A German one-man project dealing with themes of emptiness, renunciation and the human condition in general, VOIDCRAEFT play black metal with great emphasis on crude, dissonant riffs that enhance the hypnotic nature of their twisted melodies. Their third and most refined full-length album – the first on I, Voidhanger Records – is called Ἕβελ and is certainly peculiar in that all its lyrics are written and sang in Biblical Hebrew and Koine Greek. The album was largely inspired by a literary endeavour in which VOIDCRAEFT read all of the New Testament and the Hebrew Bible. “The ordeal lasted for seven months,” the band's sole member recalls. “Since I have a keen interest in foreign languages, I did not only read the English translations but also the Greek, Hebrew and Aramaic sources every now and then. I was constantly making notes, which I later reassembled and slightly modified to write the lyrics for this release.”
Though significantly far from being another occult or religious black metal album, Ἕβελ is wrapped in a dark and disturbing aura like only Deathspell Omega and Nightbringer are able to create, a fitting soundtrack to the dreadful lyrical sources. “I was particularly impressed by Job and Ecclesiastes, early examples of Jewish existentialism,” says VOIDCRAEFT. “According to their bleak theology, Humanity is portrayed as the subject of a cryptic God who rewards the wicked and punishes the faithful. The laws he gave to man are ultimately meaningless because he does not care whether we choose to obey or ignore them.
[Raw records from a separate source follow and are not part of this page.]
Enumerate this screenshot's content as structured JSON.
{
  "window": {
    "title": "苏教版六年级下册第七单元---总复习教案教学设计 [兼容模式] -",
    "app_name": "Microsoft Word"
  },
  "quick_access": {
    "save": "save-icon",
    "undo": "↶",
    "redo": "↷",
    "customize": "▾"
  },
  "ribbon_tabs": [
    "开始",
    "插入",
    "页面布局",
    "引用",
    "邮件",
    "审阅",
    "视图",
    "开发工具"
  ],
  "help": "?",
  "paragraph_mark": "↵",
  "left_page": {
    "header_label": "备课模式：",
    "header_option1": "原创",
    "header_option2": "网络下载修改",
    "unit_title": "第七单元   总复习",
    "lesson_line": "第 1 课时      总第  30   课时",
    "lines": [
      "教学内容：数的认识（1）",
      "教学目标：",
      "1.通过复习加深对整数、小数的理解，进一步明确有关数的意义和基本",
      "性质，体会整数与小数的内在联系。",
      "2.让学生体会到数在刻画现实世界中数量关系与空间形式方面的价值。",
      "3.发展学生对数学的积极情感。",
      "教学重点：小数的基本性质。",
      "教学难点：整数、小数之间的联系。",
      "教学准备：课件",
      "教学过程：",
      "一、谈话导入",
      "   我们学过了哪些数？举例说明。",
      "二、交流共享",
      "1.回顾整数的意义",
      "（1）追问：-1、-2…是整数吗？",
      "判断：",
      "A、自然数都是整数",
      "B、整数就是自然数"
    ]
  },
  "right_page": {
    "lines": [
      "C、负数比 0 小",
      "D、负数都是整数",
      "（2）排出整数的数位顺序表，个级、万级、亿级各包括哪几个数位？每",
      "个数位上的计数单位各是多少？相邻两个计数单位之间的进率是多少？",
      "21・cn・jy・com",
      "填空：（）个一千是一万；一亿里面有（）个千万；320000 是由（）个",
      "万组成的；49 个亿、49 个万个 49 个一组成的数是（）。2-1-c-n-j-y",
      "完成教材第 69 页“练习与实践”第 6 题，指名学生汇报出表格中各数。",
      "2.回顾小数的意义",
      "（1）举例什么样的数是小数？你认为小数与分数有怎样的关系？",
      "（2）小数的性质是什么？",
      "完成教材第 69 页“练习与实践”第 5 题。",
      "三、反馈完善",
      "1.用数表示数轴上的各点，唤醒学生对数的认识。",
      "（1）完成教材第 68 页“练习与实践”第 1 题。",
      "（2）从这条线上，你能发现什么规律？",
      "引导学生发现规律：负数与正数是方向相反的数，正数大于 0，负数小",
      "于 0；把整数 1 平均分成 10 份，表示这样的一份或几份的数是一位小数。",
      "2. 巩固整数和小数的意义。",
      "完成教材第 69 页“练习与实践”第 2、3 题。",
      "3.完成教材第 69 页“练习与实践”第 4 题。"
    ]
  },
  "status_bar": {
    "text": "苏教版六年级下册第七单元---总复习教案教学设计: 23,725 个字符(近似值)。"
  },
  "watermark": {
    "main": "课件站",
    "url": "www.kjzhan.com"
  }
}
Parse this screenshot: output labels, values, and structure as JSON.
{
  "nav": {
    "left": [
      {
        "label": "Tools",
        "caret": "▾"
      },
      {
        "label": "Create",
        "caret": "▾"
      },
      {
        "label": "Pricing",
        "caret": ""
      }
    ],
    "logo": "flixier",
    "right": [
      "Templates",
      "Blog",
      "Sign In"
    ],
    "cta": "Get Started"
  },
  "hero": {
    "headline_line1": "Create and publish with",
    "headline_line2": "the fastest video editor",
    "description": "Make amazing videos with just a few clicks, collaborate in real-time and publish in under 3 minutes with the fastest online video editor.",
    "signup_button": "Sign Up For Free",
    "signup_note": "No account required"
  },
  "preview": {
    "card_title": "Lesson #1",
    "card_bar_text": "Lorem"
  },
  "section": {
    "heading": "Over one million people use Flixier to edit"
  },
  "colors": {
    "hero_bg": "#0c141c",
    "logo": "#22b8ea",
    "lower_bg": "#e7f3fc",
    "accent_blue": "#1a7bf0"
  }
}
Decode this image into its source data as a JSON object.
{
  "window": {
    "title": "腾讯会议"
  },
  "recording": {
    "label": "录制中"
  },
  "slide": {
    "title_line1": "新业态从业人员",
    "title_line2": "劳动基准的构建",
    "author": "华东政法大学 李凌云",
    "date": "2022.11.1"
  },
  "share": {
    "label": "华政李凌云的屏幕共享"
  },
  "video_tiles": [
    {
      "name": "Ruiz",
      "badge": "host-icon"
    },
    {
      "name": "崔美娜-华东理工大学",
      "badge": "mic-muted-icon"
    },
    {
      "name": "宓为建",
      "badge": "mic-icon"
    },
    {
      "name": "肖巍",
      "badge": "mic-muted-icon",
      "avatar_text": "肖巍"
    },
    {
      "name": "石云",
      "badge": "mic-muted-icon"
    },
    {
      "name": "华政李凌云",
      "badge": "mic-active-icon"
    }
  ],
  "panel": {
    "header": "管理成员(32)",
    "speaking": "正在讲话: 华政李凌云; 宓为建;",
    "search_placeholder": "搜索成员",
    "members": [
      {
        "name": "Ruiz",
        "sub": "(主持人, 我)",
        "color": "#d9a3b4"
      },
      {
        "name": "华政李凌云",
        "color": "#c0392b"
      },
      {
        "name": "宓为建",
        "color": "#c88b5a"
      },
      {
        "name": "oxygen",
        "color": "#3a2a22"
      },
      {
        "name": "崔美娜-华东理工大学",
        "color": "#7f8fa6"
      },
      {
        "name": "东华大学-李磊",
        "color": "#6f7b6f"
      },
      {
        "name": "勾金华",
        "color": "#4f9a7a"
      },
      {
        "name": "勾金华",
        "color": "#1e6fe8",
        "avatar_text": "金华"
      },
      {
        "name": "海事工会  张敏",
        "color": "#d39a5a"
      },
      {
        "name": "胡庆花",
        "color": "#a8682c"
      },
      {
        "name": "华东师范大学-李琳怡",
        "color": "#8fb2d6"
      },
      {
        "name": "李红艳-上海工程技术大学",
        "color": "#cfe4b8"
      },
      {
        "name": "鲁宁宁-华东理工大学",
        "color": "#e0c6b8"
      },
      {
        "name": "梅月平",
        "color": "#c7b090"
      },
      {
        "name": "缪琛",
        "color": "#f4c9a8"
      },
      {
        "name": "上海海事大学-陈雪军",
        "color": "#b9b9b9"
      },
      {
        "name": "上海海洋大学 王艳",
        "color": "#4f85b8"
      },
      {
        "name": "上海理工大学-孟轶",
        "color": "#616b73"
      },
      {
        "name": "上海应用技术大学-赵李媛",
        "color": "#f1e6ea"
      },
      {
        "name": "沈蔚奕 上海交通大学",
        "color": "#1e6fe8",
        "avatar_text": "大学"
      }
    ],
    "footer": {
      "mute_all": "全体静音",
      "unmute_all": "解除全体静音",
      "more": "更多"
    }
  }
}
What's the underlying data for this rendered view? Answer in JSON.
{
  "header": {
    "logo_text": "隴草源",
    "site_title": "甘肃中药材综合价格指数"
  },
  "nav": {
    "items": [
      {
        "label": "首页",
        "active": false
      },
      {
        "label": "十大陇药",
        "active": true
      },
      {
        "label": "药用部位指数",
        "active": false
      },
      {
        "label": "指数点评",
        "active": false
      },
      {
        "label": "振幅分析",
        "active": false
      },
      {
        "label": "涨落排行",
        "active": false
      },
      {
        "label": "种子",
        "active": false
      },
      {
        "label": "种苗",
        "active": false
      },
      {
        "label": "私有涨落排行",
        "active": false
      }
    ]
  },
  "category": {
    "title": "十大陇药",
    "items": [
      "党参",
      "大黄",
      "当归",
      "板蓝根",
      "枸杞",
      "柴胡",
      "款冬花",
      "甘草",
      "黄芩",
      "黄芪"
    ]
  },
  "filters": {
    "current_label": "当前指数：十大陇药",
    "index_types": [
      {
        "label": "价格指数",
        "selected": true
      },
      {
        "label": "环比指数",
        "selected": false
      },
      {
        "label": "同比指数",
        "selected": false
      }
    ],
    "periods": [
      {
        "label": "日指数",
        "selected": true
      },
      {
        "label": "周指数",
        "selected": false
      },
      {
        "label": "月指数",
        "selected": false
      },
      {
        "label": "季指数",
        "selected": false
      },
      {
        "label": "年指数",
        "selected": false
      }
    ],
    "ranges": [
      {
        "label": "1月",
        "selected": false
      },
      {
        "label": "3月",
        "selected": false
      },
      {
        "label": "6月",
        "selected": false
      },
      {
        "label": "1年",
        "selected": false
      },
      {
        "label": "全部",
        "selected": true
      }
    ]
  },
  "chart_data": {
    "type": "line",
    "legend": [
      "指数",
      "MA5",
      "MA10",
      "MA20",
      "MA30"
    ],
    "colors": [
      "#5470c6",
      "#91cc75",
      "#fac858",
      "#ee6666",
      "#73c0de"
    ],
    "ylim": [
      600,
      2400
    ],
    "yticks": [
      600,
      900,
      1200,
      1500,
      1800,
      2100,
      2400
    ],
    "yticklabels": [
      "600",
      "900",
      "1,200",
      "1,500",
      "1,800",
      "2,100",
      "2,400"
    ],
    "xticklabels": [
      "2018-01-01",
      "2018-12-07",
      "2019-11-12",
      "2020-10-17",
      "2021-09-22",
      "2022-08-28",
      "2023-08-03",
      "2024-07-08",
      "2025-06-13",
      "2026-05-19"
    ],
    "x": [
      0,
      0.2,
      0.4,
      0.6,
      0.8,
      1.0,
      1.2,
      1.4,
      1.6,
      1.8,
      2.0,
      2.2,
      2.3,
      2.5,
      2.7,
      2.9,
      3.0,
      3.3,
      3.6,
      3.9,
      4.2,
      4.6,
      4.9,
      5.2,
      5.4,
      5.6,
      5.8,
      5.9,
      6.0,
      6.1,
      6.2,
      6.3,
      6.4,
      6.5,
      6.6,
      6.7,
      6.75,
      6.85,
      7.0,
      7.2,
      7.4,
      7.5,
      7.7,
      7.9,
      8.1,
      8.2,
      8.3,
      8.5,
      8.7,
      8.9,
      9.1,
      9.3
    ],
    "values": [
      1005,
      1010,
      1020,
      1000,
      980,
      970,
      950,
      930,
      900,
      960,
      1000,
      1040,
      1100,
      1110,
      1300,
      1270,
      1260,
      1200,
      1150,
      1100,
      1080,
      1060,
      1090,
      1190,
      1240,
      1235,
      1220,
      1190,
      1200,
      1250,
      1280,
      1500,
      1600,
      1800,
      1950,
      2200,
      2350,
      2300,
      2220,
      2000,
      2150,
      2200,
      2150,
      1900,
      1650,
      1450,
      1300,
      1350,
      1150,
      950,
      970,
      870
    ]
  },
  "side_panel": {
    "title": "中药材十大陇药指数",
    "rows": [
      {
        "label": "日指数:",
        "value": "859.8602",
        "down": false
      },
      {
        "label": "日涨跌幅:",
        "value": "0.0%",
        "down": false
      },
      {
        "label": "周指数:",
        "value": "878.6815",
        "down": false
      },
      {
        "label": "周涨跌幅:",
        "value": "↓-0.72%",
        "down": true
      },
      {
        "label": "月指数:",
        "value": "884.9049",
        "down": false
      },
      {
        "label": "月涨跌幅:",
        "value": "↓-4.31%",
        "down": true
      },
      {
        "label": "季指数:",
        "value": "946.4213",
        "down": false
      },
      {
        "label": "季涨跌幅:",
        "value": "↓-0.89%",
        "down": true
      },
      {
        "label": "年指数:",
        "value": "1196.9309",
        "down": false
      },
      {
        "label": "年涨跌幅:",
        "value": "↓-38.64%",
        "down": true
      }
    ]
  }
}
Born into an equally meaningless world, we are stuck in an endless cycle of birth, suffering and death, pursuing vain things such as wealth and social status, all of which are but a breath; that is, temporary and ultimately worthless.”
This figurative usage of the Hebrew term for breath or vapour, which is hevel or havel, also inspired the album title: Ἕβελ is an Ancient Greek transliteration of the aforementioned hevel, and it references both the Hebrew and Greek album segments, which represent the Hebrew Bible and the New Testament, respectively.
Aptly described as skin-crawlingly Deathspell-esque, Ἕβελ comes with a stunning cover painting by renowned Norwegian artist Sindre Foss Skancke which is as elegant and mystical as the music itself.